A database of nearly five million usernames and passwords for Google accounts has been leaked on a Russian forum, but Google claims it is more likely the result of phishing attacks than a breach on its systems.
The database originally appeared on a Bitcoin-related forum earlier this week, with its uploader claiming around 60 per cent of the 4.9 million username and password combinations were valid. In its own analysis, Google has claimed that the figure far from accurate. '
We found that less than two per cent of the username and password combinations might have worked,
' the company has claimed in a statement
on the leak, 'and our automated anti-hijacking systems would have blocked many of those login attempts. We’ve protected the affected accounts and have required those users to reset their passwords.
Google wasn't alone in being targeted by the uploader: databases of 4.7 million Mail.ru and 1.3 million Yandex accounts, both claimed to be of equally low quality by the respective companies, were also posted on the same forum. All companies involved have the same advice: users concerned should change their passwords, including on other sites where the same username and/or password is used, while those on Google should activate the company's two-factor authentication system

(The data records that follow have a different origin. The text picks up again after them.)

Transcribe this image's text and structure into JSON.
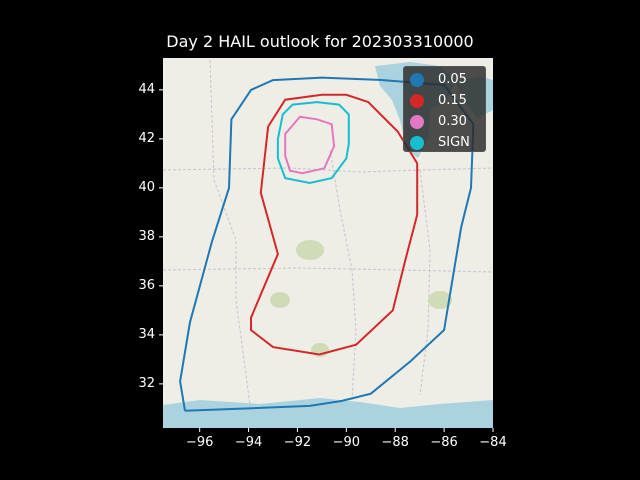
{
  "title": "Day 2 HAIL outlook for 202303310000",
  "map": {
    "xlim": [
      -97.5,
      -84.0
    ],
    "ylim": [
      30.2,
      45.3
    ],
    "basemap": "OpenStreetMap",
    "xticks": [
      -96,
      -94,
      -92,
      -90,
      -88,
      -86,
      -84
    ],
    "xtick_labels": [
      "−96",
      "−94",
      "−92",
      "−90",
      "−88",
      "−86",
      "−84"
    ],
    "yticks": [
      32,
      34,
      36,
      38,
      40,
      42,
      44
    ],
    "ytick_labels": [
      "32",
      "34",
      "36",
      "38",
      "40",
      "42",
      "44"
    ],
    "outlines": [
      {
        "label": "0.05",
        "color": "#1f77b4",
        "points": [
          [
            -96.6,
            30.9
          ],
          [
            -96.8,
            32.1
          ],
          [
            -96.4,
            34.5
          ],
          [
            -95.5,
            37.8
          ],
          [
            -94.8,
            40.0
          ],
          [
            -94.7,
            42.8
          ],
          [
            -93.9,
            44.0
          ],
          [
            -93.0,
            44.4
          ],
          [
            -91.0,
            44.5
          ],
          [
            -88.5,
            44.4
          ],
          [
            -86.0,
            44.2
          ],
          [
            -84.8,
            42.6
          ],
          [
            -84.9,
            40.0
          ],
          [
            -85.3,
            38.4
          ],
          [
            -86.0,
            34.2
          ],
          [
            -87.4,
            32.9
          ],
          [
            -89.0,
            31.6
          ],
          [
            -90.2,
            31.3
          ],
          [
            -91.5,
            31.1
          ],
          [
            -94.0,
            31.0
          ],
          [
            -96.6,
            30.9
          ]
        ]
      },
      {
        "label": "0.15",
        "color": "#d62728",
        "points": [
          [
            -93.2,
            42.5
          ],
          [
            -92.5,
            43.6
          ],
          [
            -91.0,
            43.8
          ],
          [
            -90.0,
            43.8
          ],
          [
            -89.1,
            43.5
          ],
          [
            -87.9,
            42.3
          ],
          [
            -87.1,
            41.0
          ],
          [
            -87.1,
            38.9
          ],
          [
            -87.6,
            37.0
          ],
          [
            -88.1,
            35.0
          ],
          [
            -89.6,
            33.6
          ],
          [
            -91.1,
            33.2
          ],
          [
            -93.0,
            33.5
          ],
          [
            -93.9,
            34.2
          ],
          [
            -93.9,
            34.7
          ],
          [
            -92.8,
            37.3
          ],
          [
            -93.5,
            39.8
          ],
          [
            -93.2,
            42.5
          ]
        ]
      },
      {
        "label": "0.30",
        "color": "#e377c2",
        "points": [
          [
            -92.5,
            41.3
          ],
          [
            -92.5,
            42.2
          ],
          [
            -91.9,
            42.9
          ],
          [
            -91.2,
            42.8
          ],
          [
            -90.6,
            42.6
          ],
          [
            -90.5,
            41.7
          ],
          [
            -90.9,
            40.8
          ],
          [
            -91.8,
            40.6
          ],
          [
            -92.3,
            40.7
          ],
          [
            -92.5,
            41.3
          ]
        ]
      },
      {
        "label": "SIGN",
        "color": "#17becf",
        "points": [
          [
            -92.8,
            42.0
          ],
          [
            -92.6,
            43.0
          ],
          [
            -92.2,
            43.4
          ],
          [
            -91.2,
            43.5
          ],
          [
            -90.3,
            43.4
          ],
          [
            -89.9,
            43.0
          ],
          [
            -89.9,
            41.8
          ],
          [
            -90.0,
            41.2
          ],
          [
            -90.6,
            40.4
          ],
          [
            -91.5,
            40.2
          ],
          [
            -92.5,
            40.4
          ],
          [
            -92.8,
            41.2
          ],
          [
            -92.8,
            42.0
          ]
        ]
      }
    ]
  },
  "legend": [
    {
      "label": "0.05",
      "color": "#1f77b4"
    },
    {
      "label": "0.15",
      "color": "#d62728"
    },
    {
      "label": "0.30",
      "color": "#e377c2"
    },
    {
      "label": "SIGN",
      "color": "#17becf"
    }
  ]
}
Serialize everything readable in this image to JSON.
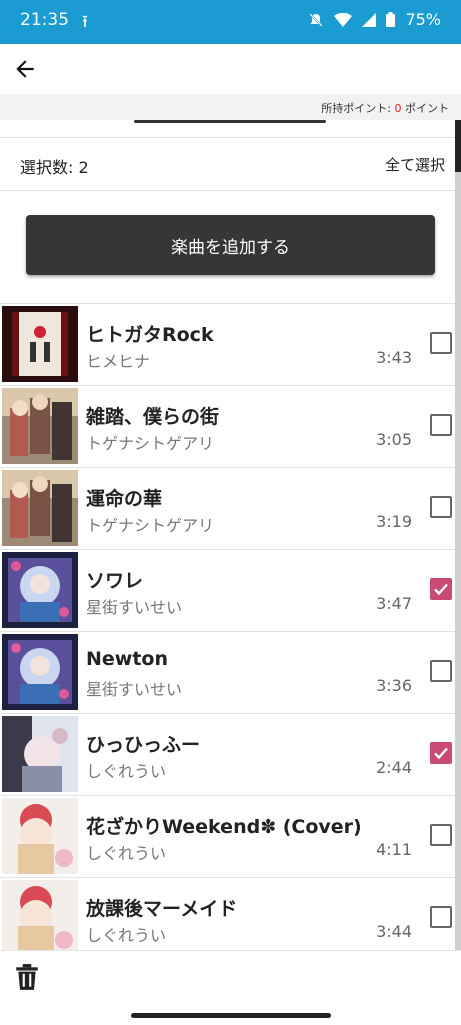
{
  "status_bar": {
    "time": "21:35",
    "battery": "75%"
  },
  "header": {
    "points_label": "所持ポイント: ",
    "points_value": "0",
    "points_unit": " ポイント"
  },
  "selection": {
    "count_label": "選択数: 2",
    "select_all": "全て選択"
  },
  "add_button": "楽曲を追加する",
  "songs": [
    {
      "title": "ヒトガタRock",
      "artist": "ヒメヒナ",
      "duration": "3:43",
      "checked": false
    },
    {
      "title": "雑踏、僕らの街",
      "artist": "トゲナシトゲアリ",
      "duration": "3:05",
      "checked": false
    },
    {
      "title": "運命の華",
      "artist": "トゲナシトゲアリ",
      "duration": "3:19",
      "checked": false
    },
    {
      "title": "ソワレ",
      "artist": "星街すいせい",
      "duration": "3:47",
      "checked": true
    },
    {
      "title": "Newton",
      "artist": "星街すいせい",
      "duration": "3:36",
      "checked": false
    },
    {
      "title": "ひっひっふー",
      "artist": "しぐれうい",
      "duration": "2:44",
      "checked": true
    },
    {
      "title": "花ざかりWeekend✽ (Cover)",
      "artist": "しぐれうい",
      "duration": "4:11",
      "checked": false
    },
    {
      "title": "放課後マーメイド",
      "artist": "しぐれうい",
      "duration": "3:44",
      "checked": false
    }
  ],
  "colors": {
    "status_bar": "#1a9bd1",
    "accent_checkbox": "#c74b74",
    "points_value": "#e02020",
    "button_bg": "#363636"
  },
  "icons": [
    "upload-icon",
    "mute-icon",
    "wifi-icon",
    "signal-icon",
    "battery-icon",
    "back-arrow-icon",
    "trash-icon",
    "checkbox-icon"
  ]
}
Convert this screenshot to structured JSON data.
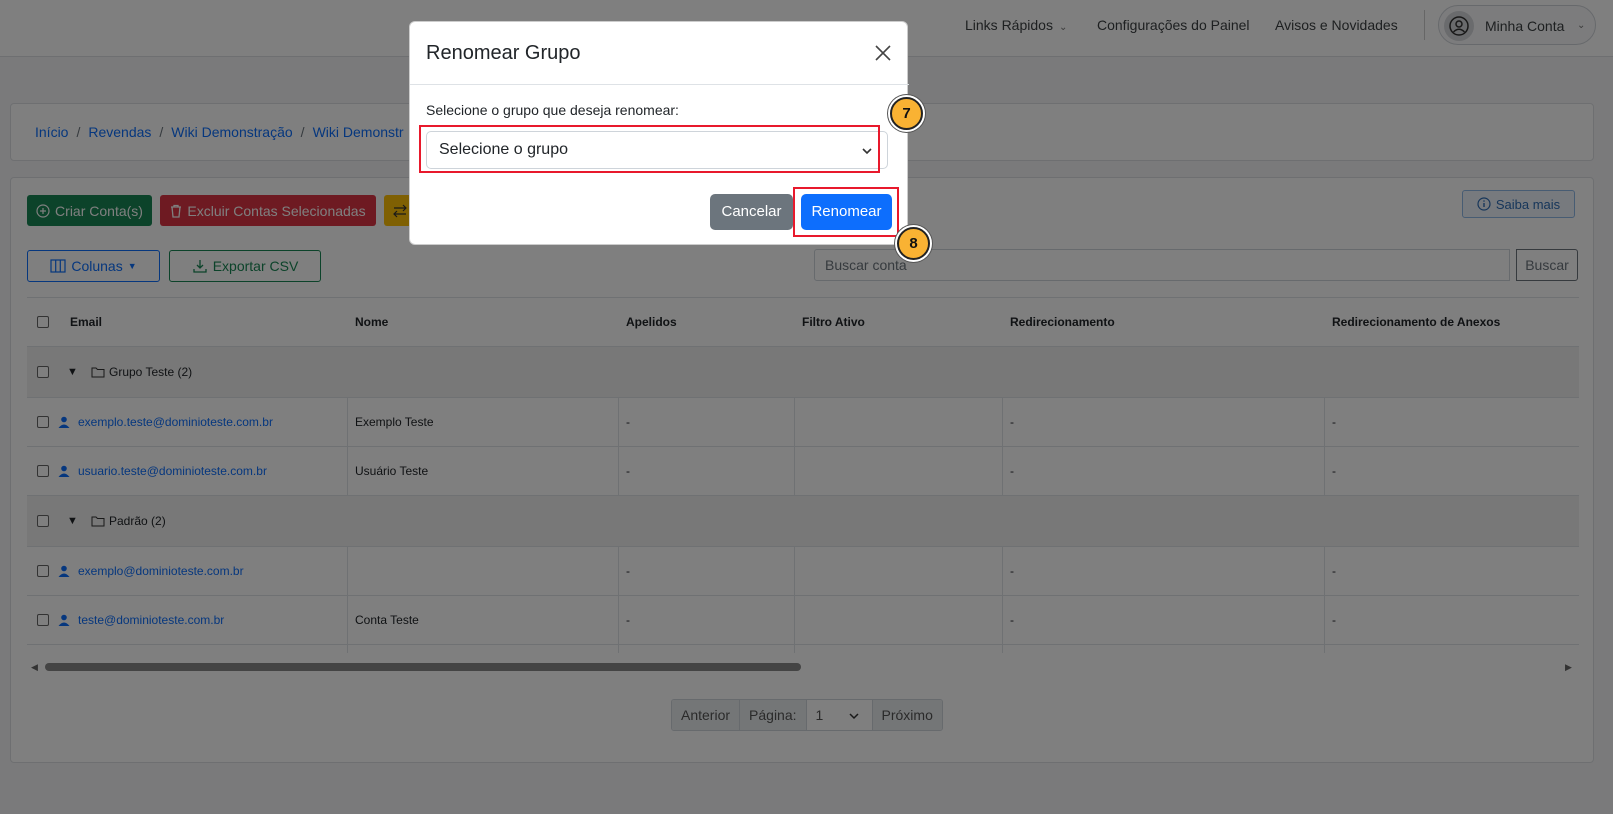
{
  "navbar": {
    "quick_links": "Links Rápidos",
    "panel_settings": "Configurações do Painel",
    "news": "Avisos e Novidades",
    "account": "Minha Conta"
  },
  "breadcrumb": [
    "Início",
    "Revendas",
    "Wiki Demonstração",
    "Wiki Demonstr"
  ],
  "toolbar": {
    "create_account": "Criar Conta(s)",
    "delete_selected": "Excluir Contas Selecionadas",
    "learn_more": "Saiba mais",
    "columns": "Colunas",
    "export_csv": "Exportar CSV",
    "search_placeholder": "Buscar conta",
    "search_button": "Buscar"
  },
  "table": {
    "headers": [
      "Email",
      "Nome",
      "Apelidos",
      "Filtro Ativo",
      "Redirecionamento",
      "Redirecionamento de Anexos"
    ],
    "groups": [
      {
        "label": "Grupo Teste (2)",
        "rows": [
          {
            "email": "exemplo.teste@dominioteste.com.br",
            "name": "Exemplo Teste",
            "aliases": "-",
            "filter": "",
            "redirect": "-",
            "attach_redirect": "-"
          },
          {
            "email": "usuario.teste@dominioteste.com.br",
            "name": "Usuário Teste",
            "aliases": "-",
            "filter": "",
            "redirect": "-",
            "attach_redirect": "-"
          }
        ]
      },
      {
        "label": "Padrão (2)",
        "rows": [
          {
            "email": "exemplo@dominioteste.com.br",
            "name": "",
            "aliases": "-",
            "filter": "",
            "redirect": "-",
            "attach_redirect": "-"
          },
          {
            "email": "teste@dominioteste.com.br",
            "name": "Conta Teste",
            "aliases": "-",
            "filter": "",
            "redirect": "-",
            "attach_redirect": "-"
          }
        ]
      }
    ]
  },
  "pagination": {
    "previous": "Anterior",
    "page_label": "Página:",
    "page_value": "1",
    "next": "Próximo"
  },
  "modal": {
    "title": "Renomear Grupo",
    "label": "Selecione o grupo que deseja renomear:",
    "select_value": "Selecione o grupo",
    "cancel": "Cancelar",
    "confirm": "Renomear"
  },
  "steps": {
    "select_step": "7",
    "confirm_step": "8"
  },
  "colors": {
    "primary": "#0d6efd",
    "success": "#198754",
    "danger": "#dc3545",
    "secondary": "#6c757d",
    "highlight": "#e8192c",
    "step_badge": "#f9b233"
  }
}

to provide additional protection against account hijacking.
Google's claim that the giant database was the result of information gathered by phishing attacks over a long period is believable, industry experts have claimed. 'While it does seem likely that the logins have been rolled up from older phishing campaigns,
' Chris Boyd of security firm Malwarebytes told us in an emailed statement, 'it is a timely reminder to ensure everybody is using strong, unique passwords for all of their web services and making use of two factor authentication whenever possible.